─── Supplied records
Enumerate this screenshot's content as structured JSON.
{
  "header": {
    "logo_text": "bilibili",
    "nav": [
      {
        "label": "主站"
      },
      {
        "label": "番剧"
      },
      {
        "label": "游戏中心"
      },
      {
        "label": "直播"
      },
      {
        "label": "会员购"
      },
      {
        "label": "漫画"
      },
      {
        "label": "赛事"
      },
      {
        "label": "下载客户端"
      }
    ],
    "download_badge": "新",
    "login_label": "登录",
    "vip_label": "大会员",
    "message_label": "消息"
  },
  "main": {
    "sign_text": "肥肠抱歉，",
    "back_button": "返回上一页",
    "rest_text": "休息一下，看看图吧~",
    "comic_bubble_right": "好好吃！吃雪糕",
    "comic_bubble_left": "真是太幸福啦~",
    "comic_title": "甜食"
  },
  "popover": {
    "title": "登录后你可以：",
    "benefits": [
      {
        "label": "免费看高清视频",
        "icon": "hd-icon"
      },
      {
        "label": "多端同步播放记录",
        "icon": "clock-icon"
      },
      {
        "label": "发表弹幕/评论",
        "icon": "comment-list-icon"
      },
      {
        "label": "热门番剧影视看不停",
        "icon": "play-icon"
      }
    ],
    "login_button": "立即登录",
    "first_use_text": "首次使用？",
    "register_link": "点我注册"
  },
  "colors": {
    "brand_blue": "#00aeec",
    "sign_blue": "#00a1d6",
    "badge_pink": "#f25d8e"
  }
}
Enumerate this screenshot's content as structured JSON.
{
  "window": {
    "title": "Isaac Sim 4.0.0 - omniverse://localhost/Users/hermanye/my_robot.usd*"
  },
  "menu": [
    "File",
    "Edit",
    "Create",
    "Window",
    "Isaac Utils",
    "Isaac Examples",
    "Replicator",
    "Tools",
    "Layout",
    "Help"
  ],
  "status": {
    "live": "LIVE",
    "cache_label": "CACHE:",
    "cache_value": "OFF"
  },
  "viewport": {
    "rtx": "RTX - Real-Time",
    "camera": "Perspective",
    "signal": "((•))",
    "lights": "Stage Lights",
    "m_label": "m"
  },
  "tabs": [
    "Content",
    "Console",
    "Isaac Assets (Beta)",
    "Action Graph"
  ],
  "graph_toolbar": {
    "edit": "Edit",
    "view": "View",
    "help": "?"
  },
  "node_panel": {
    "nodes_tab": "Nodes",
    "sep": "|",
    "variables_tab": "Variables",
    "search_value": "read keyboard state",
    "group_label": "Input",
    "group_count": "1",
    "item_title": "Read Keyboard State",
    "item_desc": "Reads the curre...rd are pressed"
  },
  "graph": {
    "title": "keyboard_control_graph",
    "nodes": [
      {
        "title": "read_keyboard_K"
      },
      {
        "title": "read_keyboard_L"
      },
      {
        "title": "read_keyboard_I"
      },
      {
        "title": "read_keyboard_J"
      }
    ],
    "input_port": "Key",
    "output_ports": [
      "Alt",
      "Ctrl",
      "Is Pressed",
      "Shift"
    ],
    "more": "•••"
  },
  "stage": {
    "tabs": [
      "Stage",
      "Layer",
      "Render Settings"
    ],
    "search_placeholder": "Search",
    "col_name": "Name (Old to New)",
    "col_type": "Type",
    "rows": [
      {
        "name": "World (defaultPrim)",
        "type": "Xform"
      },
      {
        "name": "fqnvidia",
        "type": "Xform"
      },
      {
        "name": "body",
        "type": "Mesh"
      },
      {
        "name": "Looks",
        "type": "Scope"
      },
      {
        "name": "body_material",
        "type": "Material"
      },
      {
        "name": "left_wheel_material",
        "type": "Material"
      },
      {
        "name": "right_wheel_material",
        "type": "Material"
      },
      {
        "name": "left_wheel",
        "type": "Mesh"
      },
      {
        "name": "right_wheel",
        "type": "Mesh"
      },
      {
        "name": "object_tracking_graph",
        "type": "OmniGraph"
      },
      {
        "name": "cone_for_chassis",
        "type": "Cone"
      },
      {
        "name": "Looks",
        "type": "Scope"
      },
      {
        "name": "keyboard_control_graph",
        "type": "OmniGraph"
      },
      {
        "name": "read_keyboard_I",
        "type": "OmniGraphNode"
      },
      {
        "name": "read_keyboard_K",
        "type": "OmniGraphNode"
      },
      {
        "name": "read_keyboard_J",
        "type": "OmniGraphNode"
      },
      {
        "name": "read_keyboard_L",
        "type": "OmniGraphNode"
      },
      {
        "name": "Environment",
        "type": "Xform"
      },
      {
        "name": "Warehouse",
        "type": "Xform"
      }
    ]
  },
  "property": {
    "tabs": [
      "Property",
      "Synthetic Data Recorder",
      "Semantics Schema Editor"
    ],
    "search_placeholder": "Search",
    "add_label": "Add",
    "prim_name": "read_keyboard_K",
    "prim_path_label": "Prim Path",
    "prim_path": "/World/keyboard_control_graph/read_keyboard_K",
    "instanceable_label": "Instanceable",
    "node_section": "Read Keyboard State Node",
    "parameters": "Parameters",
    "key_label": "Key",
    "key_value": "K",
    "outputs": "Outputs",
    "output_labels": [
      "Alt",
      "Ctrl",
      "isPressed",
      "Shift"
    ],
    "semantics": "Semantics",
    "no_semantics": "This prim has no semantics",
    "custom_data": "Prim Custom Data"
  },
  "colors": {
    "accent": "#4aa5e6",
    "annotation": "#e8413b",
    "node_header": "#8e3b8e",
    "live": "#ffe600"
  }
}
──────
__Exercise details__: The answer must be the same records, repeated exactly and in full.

__Finished exercise__:
Enumerate this screenshot's content as structured JSON.
{
  "header": {
    "logo_text": "bilibili",
    "nav": [
      {
        "label": "主站"
      },
      {
        "label": "番剧"
      },
      {
        "label": "游戏中心"
      },
      {
        "label": "直播"
      },
      {
        "label": "会员购"
      },
      {
        "label": "漫画"
      },
      {
        "label": "赛事"
      },
      {
        "label": "下载客户端"
      }
    ],
    "download_badge": "新",
    "login_label": "登录",
    "vip_label": "大会员",
    "message_label": "消息"
  },
  "main": {
    "sign_text": "肥肠抱歉，",
    "back_button": "返回上一页",
    "rest_text": "休息一下，看看图吧~",
    "comic_bubble_right": "好好吃！吃雪糕",
    "comic_bubble_left": "真是太幸福啦~",
    "comic_title": "甜食"
  },
  "popover": {
    "title": "登录后你可以：",
    "benefits": [
      {
        "label": "免费看高清视频",
        "icon": "hd-icon"
      },
      {
        "label": "多端同步播放记录",
        "icon": "clock-icon"
      },
      {
        "label": "发表弹幕/评论",
        "icon": "comment-list-icon"
      },
      {
        "label": "热门番剧影视看不停",
        "icon": "play-icon"
      }
    ],
    "login_button": "立即登录",
    "first_use_text": "首次使用？",
    "register_link": "点我注册"
  },
  "colors": {
    "brand_blue": "#00aeec",
    "sign_blue": "#00a1d6",
    "badge_pink": "#f25d8e"
  }
}
Enumerate this screenshot's content as structured JSON.
{
  "window": {
    "title": "Isaac Sim 4.0.0 - omniverse://localhost/Users/hermanye/my_robot.usd*"
  },
  "menu": [
    "File",
    "Edit",
    "Create",
    "Window",
    "Isaac Utils",
    "Isaac Examples",
    "Replicator",
    "Tools",
    "Layout",
    "Help"
  ],
  "status": {
    "live": "LIVE",
    "cache_label": "CACHE:",
    "cache_value": "OFF"
  },
  "viewport": {
    "rtx": "RTX - Real-Time",
    "camera": "Perspective",
    "signal": "((•))",
    "lights": "Stage Lights",
    "m_label": "m"
  },
  "tabs": [
    "Content",
    "Console",
    "Isaac Assets (Beta)",
    "Action Graph"
  ],
  "graph_toolbar": {
    "edit": "Edit",
    "view": "View",
    "help": "?"
  },
  "node_panel": {
    "nodes_tab": "Nodes",
    "sep": "|",
    "variables_tab": "Variables",
    "search_value": "read keyboard state",
    "group_label": "Input",
    "group_count": "1",
    "item_title": "Read Keyboard State",
    "item_desc": "Reads the curre...rd are pressed"
  },
  "graph": {
    "title": "keyboard_control_graph",
    "nodes": [
      {
        "title": "read_keyboard_K"
      },
      {
        "title": "read_keyboard_L"
      },
      {
        "title": "read_keyboard_I"
      },
      {
        "title": "read_keyboard_J"
      }
    ],
    "input_port": "Key",
    "output_ports": [
      "Alt",
      "Ctrl",
      "Is Pressed",
      "Shift"
    ],
    "more": "•••"
  },
  "stage": {
    "tabs": [
      "Stage",
      "Layer",
      "Render Settings"
    ],
    "search_placeholder": "Search",
    "col_name": "Name (Old to New)",
    "col_type": "Type",
    "rows": [
      {
        "name": "World (defaultPrim)",
        "type": "Xform"
      },
      {
        "name": "fqnvidia",
        "type": "Xform"
      },
      {
        "name": "body",
        "type": "Mesh"
      },
      {
        "name": "Looks",
        "type": "Scope"
      },
      {
        "name": "body_material",
        "type": "Material"
      },
      {
        "name": "left_wheel_material",
        "type": "Material"
      },
      {
        "name": "right_wheel_material",
        "type": "Material"
      },
      {
        "name": "left_wheel",
        "type": "Mesh"
      },
      {
        "name": "right_wheel",
        "type": "Mesh"
      },
      {
        "name": "object_tracking_graph",
        "type": "OmniGraph"
      },
      {
        "name": "cone_for_chassis",
        "type": "Cone"
      },
      {
        "name": "Looks",
        "type": "Scope"
      },
      {
        "name": "keyboard_control_graph",
        "type": "OmniGraph"
      },
      {
        "name": "read_keyboard_I",
        "type": "OmniGraphNode"
      },
      {
        "name": "read_keyboard_K",
        "type": "OmniGraphNode"
      },
      {
        "name": "read_keyboard_J",
        "type": "OmniGraphNode"
      },
      {
        "name": "read_keyboard_L",
        "type": "OmniGraphNode"
      },
      {
        "name": "Environment",
        "type": "Xform"
      },
      {
        "name": "Warehouse",
        "type": "Xform"
      }
    ]
  },
  "property": {
    "tabs": [
      "Property",
      "Synthetic Data Recorder",
      "Semantics Schema Editor"
    ],
    "search_placeholder": "Search",
    "add_label": "Add",
    "prim_name": "read_keyboard_K",
    "prim_path_label": "Prim Path",
    "prim_path": "/World/keyboard_control_graph/read_keyboard_K",
    "instanceable_label": "Instanceable",
    "node_section": "Read Keyboard State Node",
    "parameters": "Parameters",
    "key_label": "Key",
    "key_value": "K",
    "outputs": "Outputs",
    "output_labels": [
      "Alt",
      "Ctrl",
      "isPressed",
      "Shift"
    ],
    "semantics": "Semantics",
    "no_semantics": "This prim has no semantics",
    "custom_data": "Prim Custom Data"
  },
  "colors": {
    "accent": "#4aa5e6",
    "annotation": "#e8413b",
    "node_header": "#8e3b8e",
    "live": "#ffe600"
  }
}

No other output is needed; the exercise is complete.